Growing up, I had heard that the show was inspired by the real life case of Dr. Sam Shepard, who in 1954 was accused and convicted of killing his wife. A decade later, after appealing and getting a new trial, he was freed. Of course, the relentless pursuit of Lt. Gerard was probably influenced by Inspector Javert in Les Miserable.
Okay, so what does this have to do with comics? I also have the complete run of the Incredible Hulk, which, I swear, is the same show! In the first episode, David Banner, who is also a M.D. here, is involved in a death and is thought to be the murderer. He too has a secret, which means he cannot go to the police and must leave town. As with Lt. Gerard, he is perused by a reporter, Mr McGee, who should not make him angry. In fact, both McGee and Gerard develop some compassion and respect for the man they pursue.
Both shows open with narration that explains the predicament:
Dr. David Banner: physician; scientist. Searching for a way to tap into the hidden strengths that all humans have. Then an accidental overdose of gamma radiation alters his body chemistry. And now when David Banner grows angry or outraged, a startling metamorphosis occurs. The creature is driven by rage and pursued by an investigative reporter. [Banner:] “Mr. McGee, don’t make me angry. You wouldn’t like me when I’m angry.” The creature is wanted for a murder he didn’t commit. David Banner is believed to be dead, and he must let the world think that he is dead, until he can find a way to control the raging spirit that dwells within him.
Both shows didn’t use reusable sets, but relied on location shooting. Sometimes the plots were the same, but the Hulk more often involved criminals doing dangerous things. Also, the Hulk did bring out Banner’s past, slowly on the show.
While the Fugitive used mostly stock music, the haunting theme was played throughout the serious especially when they wanted Kimble to look weary, alone and vulnerable. The Hulk used different music, mostly a theme entitled, “The Lonely Man” to do the same thing.
Both shows had an epilogue that often used that music to show the character leaving town. The Fugitive had a narrator, William Conrad, who told us what the character was thinking. This, by the way, should not be confused with him telling us what Bullwinkle and Rocky were doing on their show.
The structure, the tone, the empathy, was there for both series. I am sure the creators of the Hulk looked at the Fugitive for inspiration. Honestly, both travelers always arrived in quirky cities, inhabited by quirky people, who were always up to something not exactly kosher. There were jealous husbands, drunken inhabitants and people who had a whole lot of secrets and something going on. There were also a lot of women who feel in love with them and promised not to reveal their secrets.
The Fugitive, I think, was a better produced show, with stronger guest stars. The first three seasons were host in black and white and with the narrator gave it a bit more detached, documentary feel. It also ran for twice as many episodes as the Hulk.
They were made in different eras, so the Fugitive did have a final episode, where he was vindicated.

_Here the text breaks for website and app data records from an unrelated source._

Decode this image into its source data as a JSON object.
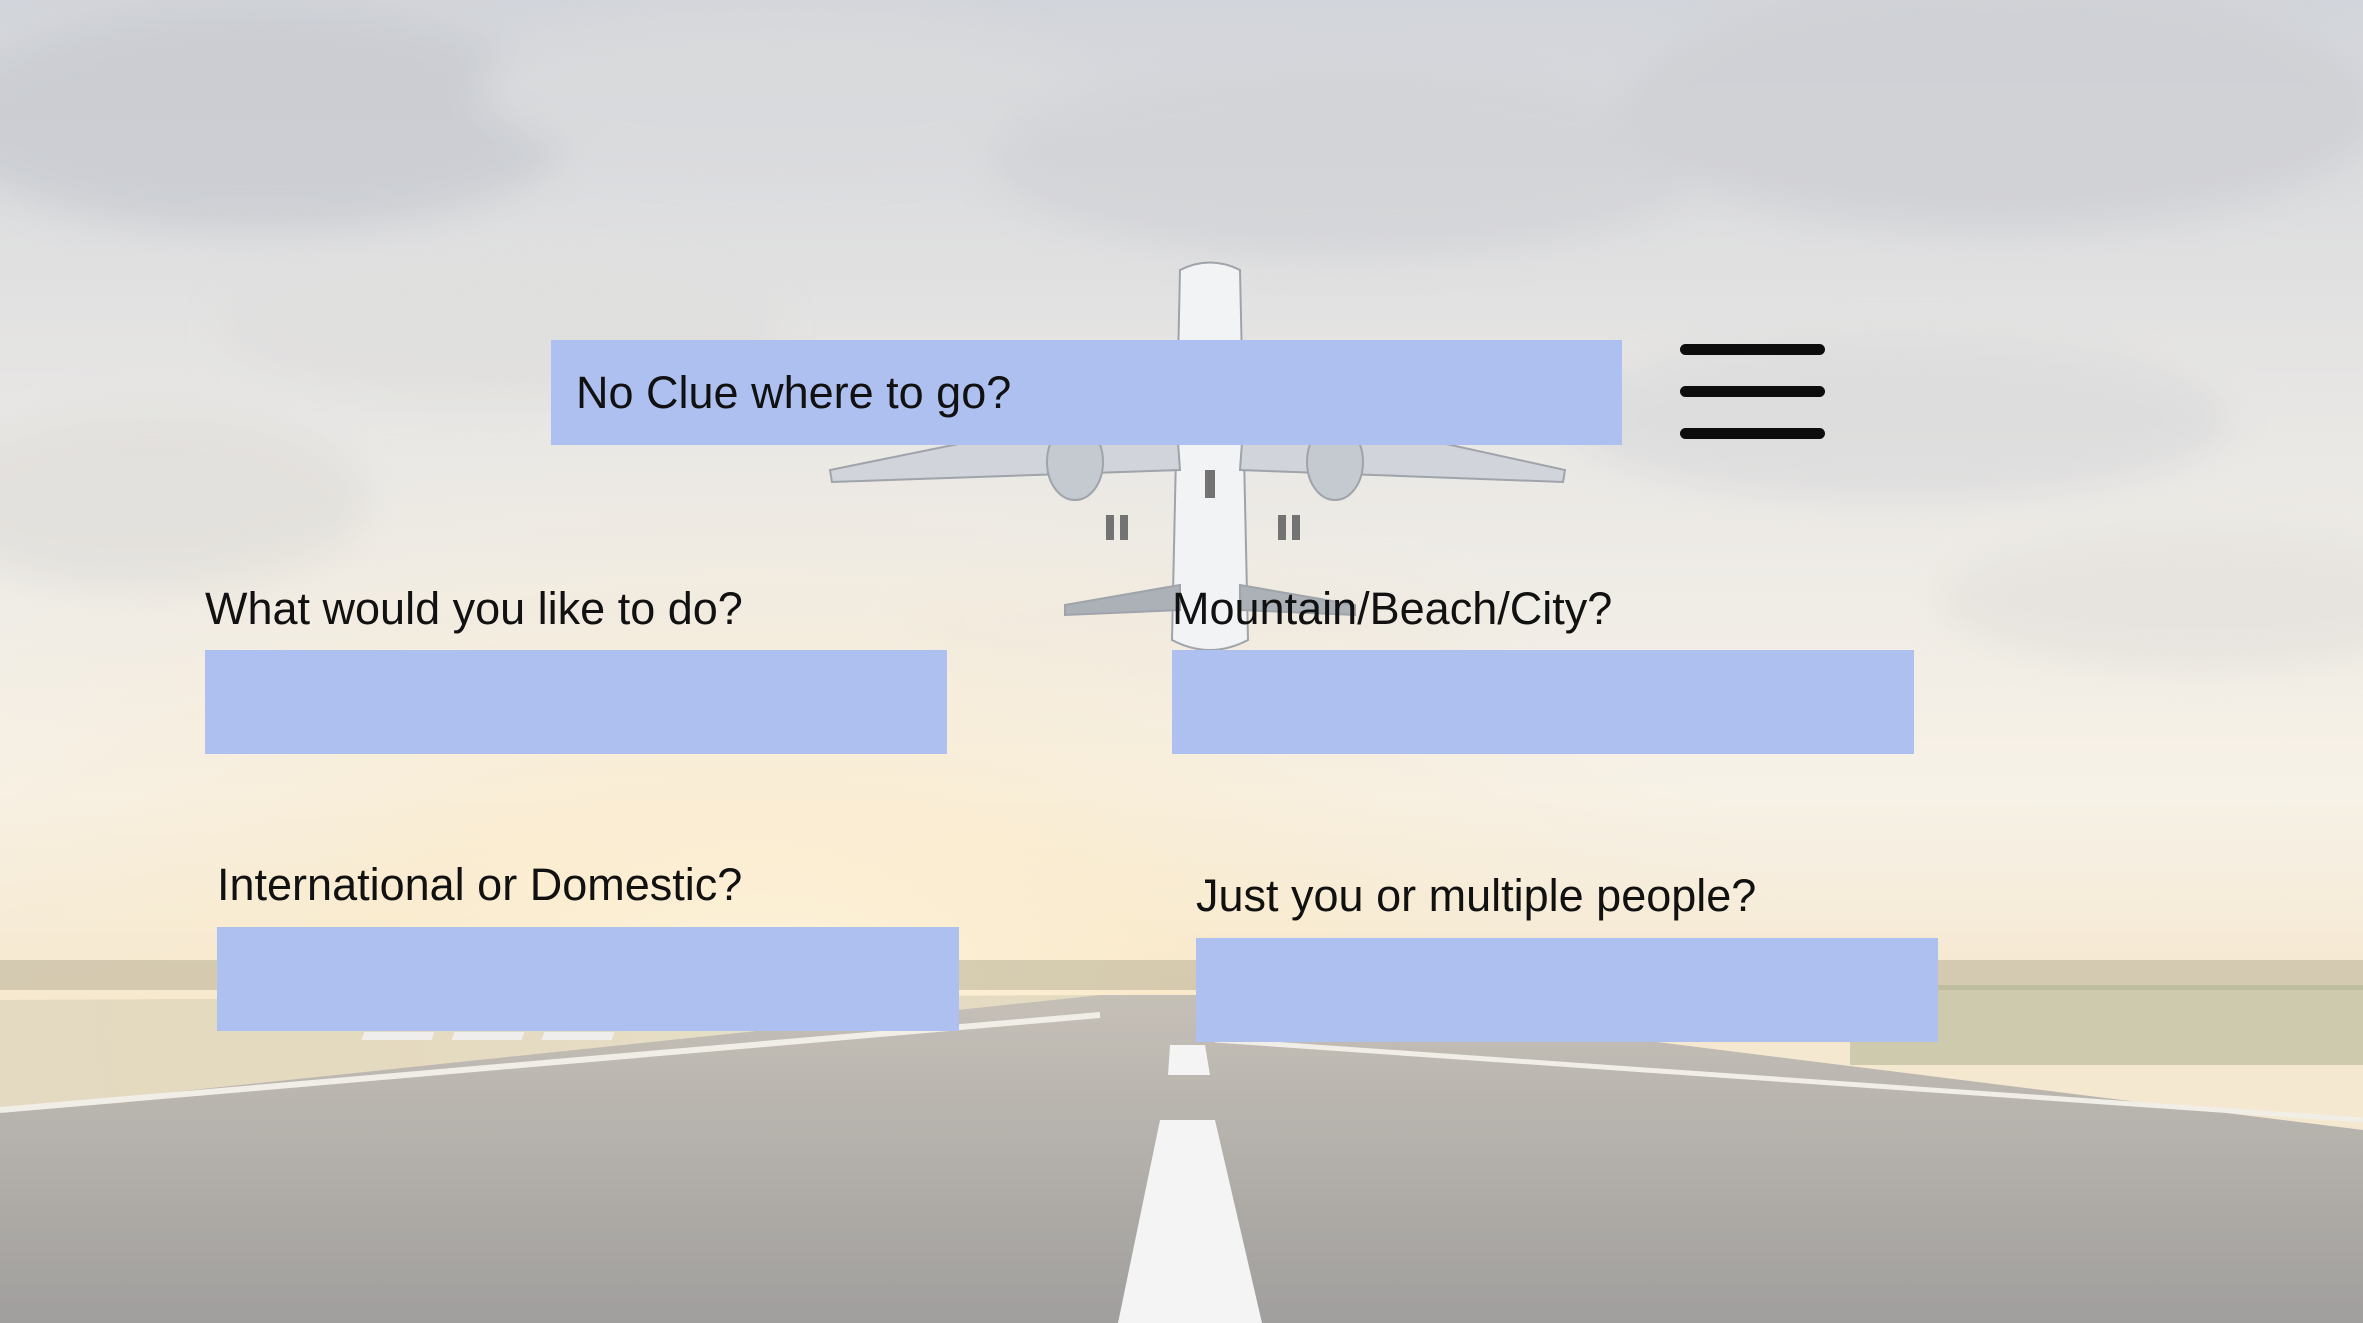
{
  "header": {
    "title": "No Clue where to go?",
    "menu_icon": "hamburger-menu-icon"
  },
  "form": {
    "activity": {
      "label": "What would you like to do?",
      "value": ""
    },
    "terrain": {
      "label": "Mountain/Beach/City?",
      "value": ""
    },
    "scope": {
      "label": "International or Domestic?",
      "value": ""
    },
    "party": {
      "label": "Just you or multiple people?",
      "value": ""
    }
  },
  "colors": {
    "field_fill": "#adc0ef",
    "text": "#111111"
  },
  "background": {
    "scene": "airplane taking off over runway at sunrise"
  }
}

The Hulk’s final episodes were TV movies that tried to serve as pilots for other characters, such as Daredevil and Thor. Sadly TV sometimes mirrors real life. In the final movie, “The Death of the Incredible Hulk” we are lead to believe that the Hulk has died. In real life there was to be a sequel, perhaps an ending to explain things, but Bill Bixby, David Bruce Banner, died of cancer in 1993. For the Fugitive, the final episode was in 1967. After the one armed man was brought to justice and Richard Kimble was cleared, William Conrad proclaimed “Tuesday, August 29th, the day the running stopped.”
And the re-running began.